## WHAT IS NEEDED
Word for word, please copy the listing below, with its pictures left out.
+ + +
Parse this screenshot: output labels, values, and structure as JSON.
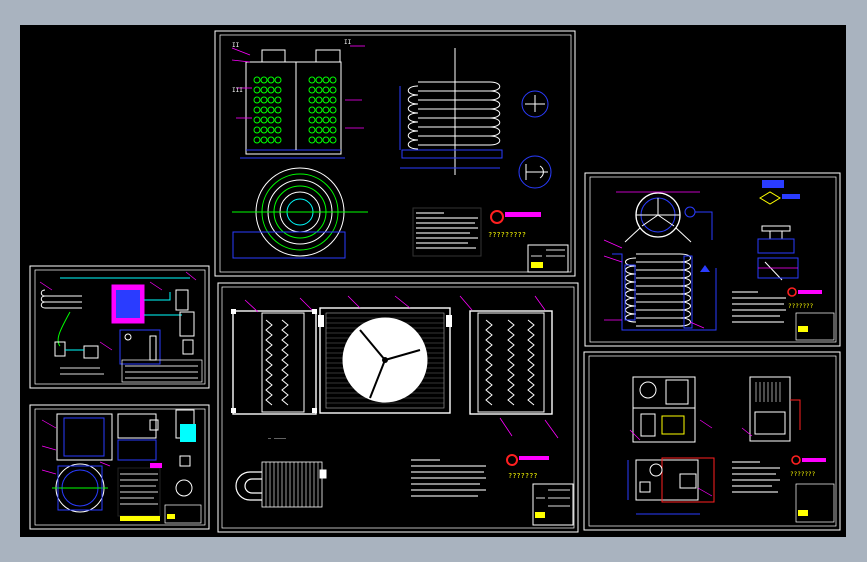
{
  "canvas": {
    "background": "#a9b3bf",
    "paper": "#000000"
  },
  "colors": {
    "frame": "#ffffff",
    "cyan": "#00ffff",
    "blue": "#2a3cff",
    "green": "#00ff00",
    "yellow": "#ffff00",
    "magenta": "#ff00ff",
    "red": "#ff2020",
    "white": "#ffffff"
  },
  "labels": {
    "tag_ii": "II",
    "tag_iii": "III",
    "caret_marks": "???????",
    "caret_marks_long": "?????????"
  }
}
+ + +
## EXERCISE OUTPUT
Parse this screenshot: output labels, values, and structure as JSON.
{
  "canvas": {
    "background": "#a9b3bf",
    "paper": "#000000"
  },
  "colors": {
    "frame": "#ffffff",
    "cyan": "#00ffff",
    "blue": "#2a3cff",
    "green": "#00ff00",
    "yellow": "#ffff00",
    "magenta": "#ff00ff",
    "red": "#ff2020",
    "white": "#ffffff"
  },
  "labels": {
    "tag_ii": "II",
    "tag_iii": "III",
    "caret_marks": "???????",
    "caret_marks_long": "?????????"
  }
}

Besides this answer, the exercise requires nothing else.